Exclude the pictures and reproduce the remaining data exactly as written.
-- -- --
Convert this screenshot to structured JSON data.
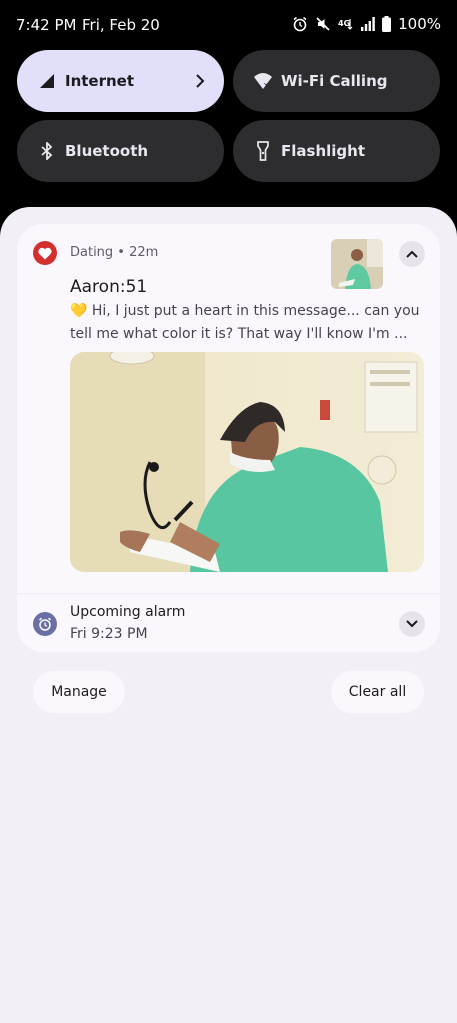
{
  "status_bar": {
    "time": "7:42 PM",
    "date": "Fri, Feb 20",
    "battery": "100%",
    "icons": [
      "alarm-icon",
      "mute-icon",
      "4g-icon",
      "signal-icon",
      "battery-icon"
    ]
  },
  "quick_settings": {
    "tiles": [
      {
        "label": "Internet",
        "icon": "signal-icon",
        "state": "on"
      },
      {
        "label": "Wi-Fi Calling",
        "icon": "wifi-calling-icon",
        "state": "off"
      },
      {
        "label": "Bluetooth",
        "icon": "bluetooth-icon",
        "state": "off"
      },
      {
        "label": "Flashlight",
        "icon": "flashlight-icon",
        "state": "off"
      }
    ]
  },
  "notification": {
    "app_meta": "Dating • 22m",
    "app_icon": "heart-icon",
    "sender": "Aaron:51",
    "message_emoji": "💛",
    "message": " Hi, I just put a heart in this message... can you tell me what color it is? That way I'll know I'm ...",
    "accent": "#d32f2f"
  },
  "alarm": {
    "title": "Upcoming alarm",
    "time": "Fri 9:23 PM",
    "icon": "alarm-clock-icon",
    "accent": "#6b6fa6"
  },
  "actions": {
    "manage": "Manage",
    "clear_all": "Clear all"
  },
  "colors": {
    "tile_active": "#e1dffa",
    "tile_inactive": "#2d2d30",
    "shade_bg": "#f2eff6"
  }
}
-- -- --
Solution to this exercise |
Convert this screenshot to structured JSON data.
{
  "status_bar": {
    "time": "7:42 PM",
    "date": "Fri, Feb 20",
    "battery": "100%",
    "icons": [
      "alarm-icon",
      "mute-icon",
      "4g-icon",
      "signal-icon",
      "battery-icon"
    ]
  },
  "quick_settings": {
    "tiles": [
      {
        "label": "Internet",
        "icon": "signal-icon",
        "state": "on"
      },
      {
        "label": "Wi-Fi Calling",
        "icon": "wifi-calling-icon",
        "state": "off"
      },
      {
        "label": "Bluetooth",
        "icon": "bluetooth-icon",
        "state": "off"
      },
      {
        "label": "Flashlight",
        "icon": "flashlight-icon",
        "state": "off"
      }
    ]
  },
  "notification": {
    "app_meta": "Dating • 22m",
    "app_icon": "heart-icon",
    "sender": "Aaron:51",
    "message_emoji": "💛",
    "message": " Hi, I just put a heart in this message... can you tell me what color it is? That way I'll know I'm ...",
    "accent": "#d32f2f"
  },
  "alarm": {
    "title": "Upcoming alarm",
    "time": "Fri 9:23 PM",
    "icon": "alarm-clock-icon",
    "accent": "#6b6fa6"
  },
  "actions": {
    "manage": "Manage",
    "clear_all": "Clear all"
  },
  "colors": {
    "tile_active": "#e1dffa",
    "tile_inactive": "#2d2d30",
    "shade_bg": "#f2eff6"
  }
}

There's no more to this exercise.